- Opening Delimiter -

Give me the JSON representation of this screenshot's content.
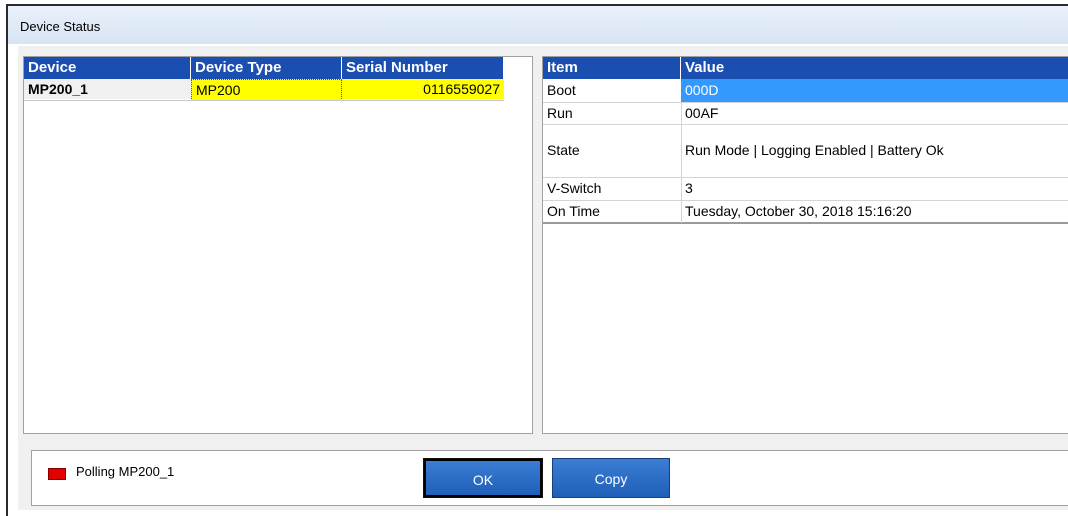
{
  "window": {
    "title": "Device Status"
  },
  "device_table": {
    "columns": [
      "Device",
      "Device Type",
      "Serial Number"
    ],
    "rows": [
      {
        "device": "MP200_1",
        "type": "MP200",
        "serial": "0116559027"
      }
    ]
  },
  "detail_table": {
    "columns": [
      "Item",
      "Value"
    ],
    "rows": [
      {
        "item": "Boot",
        "value": "000D"
      },
      {
        "item": "Run",
        "value": "00AF"
      },
      {
        "item": "State",
        "value": "Run Mode | Logging Enabled | Battery Ok"
      },
      {
        "item": "V-Switch",
        "value": "3"
      },
      {
        "item": "On Time",
        "value": "Tuesday, October 30, 2018 15:16:20"
      }
    ]
  },
  "status": {
    "text": "Polling MP200_1",
    "indicator_color": "#e00000"
  },
  "buttons": {
    "ok": "OK",
    "copy": "Copy"
  },
  "colors": {
    "header": "#1a4eb0",
    "selected_row": "#3399ff",
    "highlight": "#ffff00"
  }
}
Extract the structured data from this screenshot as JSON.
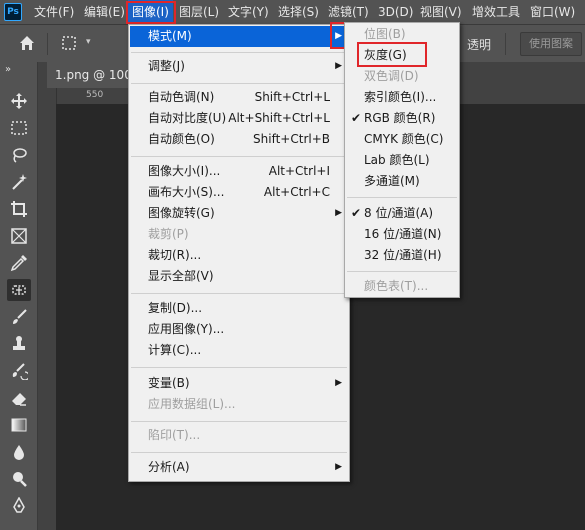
{
  "app": {
    "logo": "Ps"
  },
  "menubar": [
    {
      "label": "文件(F)"
    },
    {
      "label": "编辑(E)"
    },
    {
      "label": "图像(I)"
    },
    {
      "label": "图层(L)"
    },
    {
      "label": "文字(Y)"
    },
    {
      "label": "选择(S)"
    },
    {
      "label": "滤镜(T)"
    },
    {
      "label": "3D(D)"
    },
    {
      "label": "视图(V)"
    },
    {
      "label": "增效工具"
    },
    {
      "label": "窗口(W)"
    }
  ],
  "options_bar": {
    "home_icon": "home-icon",
    "marquee_icon": "marquee-icon",
    "transparent_label": "透明",
    "use_pattern_label": "使用图案"
  },
  "document_tab": {
    "title": "1.png @ 100%"
  },
  "ruler": {
    "mark": "550"
  },
  "image_menu": [
    {
      "label": "模式(M)",
      "submenu": true,
      "highlighted": true
    },
    {
      "label": "调整(J)",
      "submenu": true
    },
    {
      "label": "自动色调(N)",
      "shortcut": "Shift+Ctrl+L"
    },
    {
      "label": "自动对比度(U)",
      "shortcut": "Alt+Shift+Ctrl+L"
    },
    {
      "label": "自动颜色(O)",
      "shortcut": "Shift+Ctrl+B"
    },
    {
      "label": "图像大小(I)...",
      "shortcut": "Alt+Ctrl+I"
    },
    {
      "label": "画布大小(S)...",
      "shortcut": "Alt+Ctrl+C"
    },
    {
      "label": "图像旋转(G)",
      "submenu": true
    },
    {
      "label": "裁剪(P)",
      "disabled": true
    },
    {
      "label": "裁切(R)..."
    },
    {
      "label": "显示全部(V)"
    },
    {
      "label": "复制(D)..."
    },
    {
      "label": "应用图像(Y)..."
    },
    {
      "label": "计算(C)..."
    },
    {
      "label": "变量(B)",
      "submenu": true
    },
    {
      "label": "应用数据组(L)...",
      "disabled": true
    },
    {
      "label": "陷印(T)...",
      "disabled": true
    },
    {
      "label": "分析(A)",
      "submenu": true
    }
  ],
  "mode_submenu": [
    {
      "label": "位图(B)",
      "disabled": true
    },
    {
      "label": "灰度(G)"
    },
    {
      "label": "双色调(D)",
      "disabled": true
    },
    {
      "label": "索引颜色(I)..."
    },
    {
      "label": "RGB 颜色(R)",
      "checked": true
    },
    {
      "label": "CMYK 颜色(C)"
    },
    {
      "label": "Lab 颜色(L)"
    },
    {
      "label": "多通道(M)"
    },
    {
      "label": "8 位/通道(A)",
      "checked": true
    },
    {
      "label": "16 位/通道(N)"
    },
    {
      "label": "32 位/通道(H)"
    },
    {
      "label": "颜色表(T)...",
      "disabled": true
    }
  ],
  "colors": {
    "highlight": "#0a64d8",
    "annotation_red": "#e0262a",
    "ui_panel": "#535353"
  }
}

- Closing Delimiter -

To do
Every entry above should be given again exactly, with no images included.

Result
Give me the JSON representation of this screenshot's content.
{
  "window": {
    "title": "Device Status"
  },
  "device_table": {
    "columns": [
      "Device",
      "Device Type",
      "Serial Number"
    ],
    "rows": [
      {
        "device": "MP200_1",
        "type": "MP200",
        "serial": "0116559027"
      }
    ]
  },
  "detail_table": {
    "columns": [
      "Item",
      "Value"
    ],
    "rows": [
      {
        "item": "Boot",
        "value": "000D"
      },
      {
        "item": "Run",
        "value": "00AF"
      },
      {
        "item": "State",
        "value": "Run Mode | Logging Enabled | Battery Ok"
      },
      {
        "item": "V-Switch",
        "value": "3"
      },
      {
        "item": "On Time",
        "value": "Tuesday, October 30, 2018 15:16:20"
      }
    ]
  },
  "status": {
    "text": "Polling MP200_1",
    "indicator_color": "#e00000"
  },
  "buttons": {
    "ok": "OK",
    "copy": "Copy"
  },
  "colors": {
    "header": "#1a4eb0",
    "selected_row": "#3399ff",
    "highlight": "#ffff00"
  }
}
Extract the structured data from this screenshot as JSON.
{
  "app": {
    "logo": "Ps"
  },
  "menubar": [
    {
      "label": "文件(F)"
    },
    {
      "label": "编辑(E)"
    },
    {
      "label": "图像(I)"
    },
    {
      "label": "图层(L)"
    },
    {
      "label": "文字(Y)"
    },
    {
      "label": "选择(S)"
    },
    {
      "label": "滤镜(T)"
    },
    {
      "label": "3D(D)"
    },
    {
      "label": "视图(V)"
    },
    {
      "label": "增效工具"
    },
    {
      "label": "窗口(W)"
    }
  ],
  "options_bar": {
    "home_icon": "home-icon",
    "marquee_icon": "marquee-icon",
    "transparent_label": "透明",
    "use_pattern_label": "使用图案"
  },
  "document_tab": {
    "title": "1.png @ 100%"
  },
  "ruler": {
    "mark": "550"
  },
  "image_menu": [
    {
      "label": "模式(M)",
      "submenu": true,
      "highlighted": true
    },
    {
      "label": "调整(J)",
      "submenu": true
    },
    {
      "label": "自动色调(N)",
      "shortcut": "Shift+Ctrl+L"
    },
    {
      "label": "自动对比度(U)",
      "shortcut": "Alt+Shift+Ctrl+L"
    },
    {
      "label": "自动颜色(O)",
      "shortcut": "Shift+Ctrl+B"
    },
    {
      "label": "图像大小(I)...",
      "shortcut": "Alt+Ctrl+I"
    },
    {
      "label": "画布大小(S)...",
      "shortcut": "Alt+Ctrl+C"
    },
    {
      "label": "图像旋转(G)",
      "submenu": true
    },
    {
      "label": "裁剪(P)",
      "disabled": true
    },
    {
      "label": "裁切(R)..."
    },
    {
      "label": "显示全部(V)"
    },
    {
      "label": "复制(D)..."
    },
    {
      "label": "应用图像(Y)..."
    },
    {
      "label": "计算(C)..."
    },
    {
      "label": "变量(B)",
      "submenu": true
    },
    {
      "label": "应用数据组(L)...",
      "disabled": true
    },
    {
      "label": "陷印(T)...",
      "disabled": true
    },
    {
      "label": "分析(A)",
      "submenu": true
    }
  ],
  "mode_submenu": [
    {
      "label": "位图(B)",
      "disabled": true
    },
    {
      "label": "灰度(G)"
    },
    {
      "label": "双色调(D)",
      "disabled": true
    },
    {
      "label": "索引颜色(I)..."
    },
    {
      "label": "RGB 颜色(R)",
      "checked": true
    },
    {
      "label": "CMYK 颜色(C)"
    },
    {
      "label": "Lab 颜色(L)"
    },
    {
      "label": "多通道(M)"
    },
    {
      "label": "8 位/通道(A)",
      "checked": true
    },
    {
      "label": "16 位/通道(N)"
    },
    {
      "label": "32 位/通道(H)"
    },
    {
      "label": "颜色表(T)...",
      "disabled": true
    }
  ],
  "colors": {
    "highlight": "#0a64d8",
    "annotation_red": "#e0262a",
    "ui_panel": "#535353"
  }
}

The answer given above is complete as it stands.